For any teacher of moviemaking, one of the most vital concerns should always be safety. I know that it always has been for me — and for anyone working with adolescents it must take on the utmost importance. In class guidelines, the significance of clear rules and principles for safety must be firmly articulated in any agreement to which students and parents must sign. When developing the textbook Moving Images, I knew that I would need to discuss safety in my notes to instructors and in project guidelines, and I pointed out to the publisher that there must be a clear statement about safety in the front matter of the book.
In recent months, the importance of safety for all media creators has been at the forefront of discussions of industry standards and production practices and the legal implications of our work as moviemakers in the tragic death of assistant cameraperson Sarah Jones.
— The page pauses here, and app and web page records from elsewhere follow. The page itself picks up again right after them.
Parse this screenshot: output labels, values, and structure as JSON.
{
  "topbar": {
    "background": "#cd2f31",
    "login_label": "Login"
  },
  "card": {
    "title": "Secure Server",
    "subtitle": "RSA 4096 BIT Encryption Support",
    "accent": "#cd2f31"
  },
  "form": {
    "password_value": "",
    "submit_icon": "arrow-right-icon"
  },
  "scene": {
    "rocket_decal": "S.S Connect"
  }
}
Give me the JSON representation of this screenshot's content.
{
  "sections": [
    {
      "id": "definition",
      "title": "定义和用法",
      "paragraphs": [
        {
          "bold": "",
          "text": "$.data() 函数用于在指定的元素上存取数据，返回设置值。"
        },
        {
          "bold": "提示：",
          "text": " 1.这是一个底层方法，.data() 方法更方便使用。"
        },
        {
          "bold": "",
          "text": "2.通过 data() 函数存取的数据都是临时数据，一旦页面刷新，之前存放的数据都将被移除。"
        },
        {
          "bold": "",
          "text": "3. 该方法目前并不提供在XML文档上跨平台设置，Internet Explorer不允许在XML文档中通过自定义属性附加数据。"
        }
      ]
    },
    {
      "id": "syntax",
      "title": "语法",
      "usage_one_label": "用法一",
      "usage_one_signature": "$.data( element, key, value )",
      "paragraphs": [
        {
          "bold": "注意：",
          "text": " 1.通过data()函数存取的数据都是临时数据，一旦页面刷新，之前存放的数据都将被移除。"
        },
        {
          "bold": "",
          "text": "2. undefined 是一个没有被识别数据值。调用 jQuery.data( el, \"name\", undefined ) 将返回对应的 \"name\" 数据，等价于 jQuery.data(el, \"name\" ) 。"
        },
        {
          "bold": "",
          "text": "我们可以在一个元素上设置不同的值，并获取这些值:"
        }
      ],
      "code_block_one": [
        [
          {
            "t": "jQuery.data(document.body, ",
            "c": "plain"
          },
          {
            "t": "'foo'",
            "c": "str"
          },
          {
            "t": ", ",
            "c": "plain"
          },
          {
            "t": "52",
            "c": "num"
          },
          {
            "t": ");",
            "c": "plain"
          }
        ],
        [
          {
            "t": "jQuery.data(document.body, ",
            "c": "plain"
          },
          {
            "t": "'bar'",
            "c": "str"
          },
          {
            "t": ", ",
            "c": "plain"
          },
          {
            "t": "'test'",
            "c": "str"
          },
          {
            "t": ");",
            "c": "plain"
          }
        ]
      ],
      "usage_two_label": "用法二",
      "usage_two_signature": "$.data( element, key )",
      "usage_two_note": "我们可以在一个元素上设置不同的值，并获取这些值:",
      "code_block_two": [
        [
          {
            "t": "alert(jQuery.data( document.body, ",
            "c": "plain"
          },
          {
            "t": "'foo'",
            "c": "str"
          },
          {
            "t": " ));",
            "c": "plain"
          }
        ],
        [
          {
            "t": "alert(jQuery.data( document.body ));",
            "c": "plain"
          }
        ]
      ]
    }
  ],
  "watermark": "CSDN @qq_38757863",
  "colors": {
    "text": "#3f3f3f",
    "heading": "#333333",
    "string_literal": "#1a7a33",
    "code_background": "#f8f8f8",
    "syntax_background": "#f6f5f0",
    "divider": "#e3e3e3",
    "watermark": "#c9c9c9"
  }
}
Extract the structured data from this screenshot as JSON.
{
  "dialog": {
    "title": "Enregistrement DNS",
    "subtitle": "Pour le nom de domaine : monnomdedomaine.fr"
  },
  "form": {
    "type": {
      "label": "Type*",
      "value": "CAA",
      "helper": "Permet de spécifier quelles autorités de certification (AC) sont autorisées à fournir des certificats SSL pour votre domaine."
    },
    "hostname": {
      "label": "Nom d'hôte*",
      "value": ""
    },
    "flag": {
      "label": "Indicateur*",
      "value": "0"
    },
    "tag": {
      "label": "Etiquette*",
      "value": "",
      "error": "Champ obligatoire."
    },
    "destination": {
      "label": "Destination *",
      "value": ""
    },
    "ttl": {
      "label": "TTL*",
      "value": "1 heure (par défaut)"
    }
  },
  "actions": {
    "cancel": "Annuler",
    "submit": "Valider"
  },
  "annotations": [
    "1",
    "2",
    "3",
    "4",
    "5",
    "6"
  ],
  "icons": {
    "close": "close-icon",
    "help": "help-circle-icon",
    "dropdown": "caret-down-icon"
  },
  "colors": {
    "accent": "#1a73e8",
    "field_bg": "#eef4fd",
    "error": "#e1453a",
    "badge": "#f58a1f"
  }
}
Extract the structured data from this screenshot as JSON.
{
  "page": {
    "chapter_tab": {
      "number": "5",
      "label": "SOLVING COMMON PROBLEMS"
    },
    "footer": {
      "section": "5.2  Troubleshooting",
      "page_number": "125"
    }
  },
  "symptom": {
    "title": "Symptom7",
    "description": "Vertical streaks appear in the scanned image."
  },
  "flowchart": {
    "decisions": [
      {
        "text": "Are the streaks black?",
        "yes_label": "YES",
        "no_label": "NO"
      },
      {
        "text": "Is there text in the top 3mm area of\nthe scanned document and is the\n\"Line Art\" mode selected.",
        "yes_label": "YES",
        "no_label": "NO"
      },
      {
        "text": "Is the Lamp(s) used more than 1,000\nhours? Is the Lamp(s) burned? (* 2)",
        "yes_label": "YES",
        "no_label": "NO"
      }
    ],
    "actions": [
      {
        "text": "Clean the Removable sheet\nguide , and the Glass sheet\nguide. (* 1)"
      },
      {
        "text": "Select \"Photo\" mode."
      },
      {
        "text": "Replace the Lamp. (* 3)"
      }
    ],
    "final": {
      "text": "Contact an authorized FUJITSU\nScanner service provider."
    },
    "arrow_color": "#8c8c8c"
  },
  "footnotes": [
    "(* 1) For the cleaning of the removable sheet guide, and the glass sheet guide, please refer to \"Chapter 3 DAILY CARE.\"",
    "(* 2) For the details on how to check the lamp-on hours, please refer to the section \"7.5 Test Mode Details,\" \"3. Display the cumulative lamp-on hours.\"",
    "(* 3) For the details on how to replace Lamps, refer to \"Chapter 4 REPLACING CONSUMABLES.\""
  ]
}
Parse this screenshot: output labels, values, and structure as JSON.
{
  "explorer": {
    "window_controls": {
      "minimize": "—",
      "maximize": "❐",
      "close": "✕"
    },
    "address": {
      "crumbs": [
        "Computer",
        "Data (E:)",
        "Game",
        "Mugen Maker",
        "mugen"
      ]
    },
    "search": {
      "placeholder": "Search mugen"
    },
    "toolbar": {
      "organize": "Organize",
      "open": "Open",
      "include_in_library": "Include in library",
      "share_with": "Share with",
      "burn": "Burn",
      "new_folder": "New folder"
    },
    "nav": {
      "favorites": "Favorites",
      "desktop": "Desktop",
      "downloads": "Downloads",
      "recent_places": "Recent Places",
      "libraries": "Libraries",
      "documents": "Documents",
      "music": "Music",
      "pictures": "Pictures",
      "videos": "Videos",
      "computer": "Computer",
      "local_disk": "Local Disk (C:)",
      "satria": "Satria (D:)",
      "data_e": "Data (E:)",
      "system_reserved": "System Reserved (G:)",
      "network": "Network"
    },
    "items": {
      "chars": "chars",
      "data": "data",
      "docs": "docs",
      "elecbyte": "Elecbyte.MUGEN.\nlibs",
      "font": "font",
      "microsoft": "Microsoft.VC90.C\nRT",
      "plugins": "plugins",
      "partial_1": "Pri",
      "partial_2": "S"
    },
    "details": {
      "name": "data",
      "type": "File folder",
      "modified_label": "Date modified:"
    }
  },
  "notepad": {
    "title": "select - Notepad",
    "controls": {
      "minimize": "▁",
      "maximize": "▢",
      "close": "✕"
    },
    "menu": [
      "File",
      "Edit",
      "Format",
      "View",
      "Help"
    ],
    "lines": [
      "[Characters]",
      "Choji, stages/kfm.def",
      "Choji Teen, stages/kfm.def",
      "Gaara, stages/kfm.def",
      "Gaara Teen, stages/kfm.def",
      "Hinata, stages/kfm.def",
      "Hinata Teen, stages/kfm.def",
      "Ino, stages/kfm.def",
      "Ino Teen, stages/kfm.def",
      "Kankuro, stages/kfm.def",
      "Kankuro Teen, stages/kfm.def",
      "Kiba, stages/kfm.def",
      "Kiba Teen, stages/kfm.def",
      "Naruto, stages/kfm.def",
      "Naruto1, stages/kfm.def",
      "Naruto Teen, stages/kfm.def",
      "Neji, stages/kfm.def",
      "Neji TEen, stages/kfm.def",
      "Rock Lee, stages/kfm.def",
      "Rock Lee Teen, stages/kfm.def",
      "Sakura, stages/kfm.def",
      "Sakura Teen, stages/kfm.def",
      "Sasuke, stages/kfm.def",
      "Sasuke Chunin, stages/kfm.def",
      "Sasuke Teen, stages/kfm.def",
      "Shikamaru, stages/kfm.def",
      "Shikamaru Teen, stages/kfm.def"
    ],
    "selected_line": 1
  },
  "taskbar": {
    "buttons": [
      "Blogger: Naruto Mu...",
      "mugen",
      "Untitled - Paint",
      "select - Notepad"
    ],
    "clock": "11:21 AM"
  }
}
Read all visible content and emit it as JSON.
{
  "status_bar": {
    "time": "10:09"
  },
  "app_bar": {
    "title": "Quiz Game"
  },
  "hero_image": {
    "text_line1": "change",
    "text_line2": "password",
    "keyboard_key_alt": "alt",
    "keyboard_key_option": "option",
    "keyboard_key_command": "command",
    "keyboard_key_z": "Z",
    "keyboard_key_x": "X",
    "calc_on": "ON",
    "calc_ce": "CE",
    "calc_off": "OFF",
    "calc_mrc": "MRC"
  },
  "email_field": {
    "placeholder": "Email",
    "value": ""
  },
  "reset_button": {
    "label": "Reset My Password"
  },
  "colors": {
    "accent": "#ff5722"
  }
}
Director Randall Miller was sentenced to a two-year prison term for involuntary manslaughter for the death of Ms. Jones during a night shoot on the feature film Midnight Rider. As reporter Richard Verrier explains, “The crew was filming a scene – a dream sequence for a movie about the life of Greg Allman of The Allman Brothers. And actor William Hurt was lying on a bed that had been placed on a railway track … the crew had been assured that no trains would be coming down the track, that they had permission to film there from the landowner. And what happened was a CSX freight train came barreling down the tracks and hit the bed and shards from the bed struck and killed the camera assistant Sarah Jones… and injured several other workers.” This piece for the podcast The Frame provides further information and discussion of this tragic incident and its current implications for the industry. However, it should be pointed out that these are not new concerns: Among the most famous cases of loss of life during film production are the deaths of Vic Morrow and two child actors during the making of John Landis’s segment of Twilight Zone, the death of actor Brandon Lee on The Crow, and the death of a stunt crew member for the creation of chase sequences in Christopher Nolan’s The Dark Knight.
Related to all of this, I am reminded of the classic recurring line from Sgt. Esterhaus of Hill Street Blues: “Let’s be careful out there.” For ourselves, as well as for those with whom we are working and for whom we are responsible.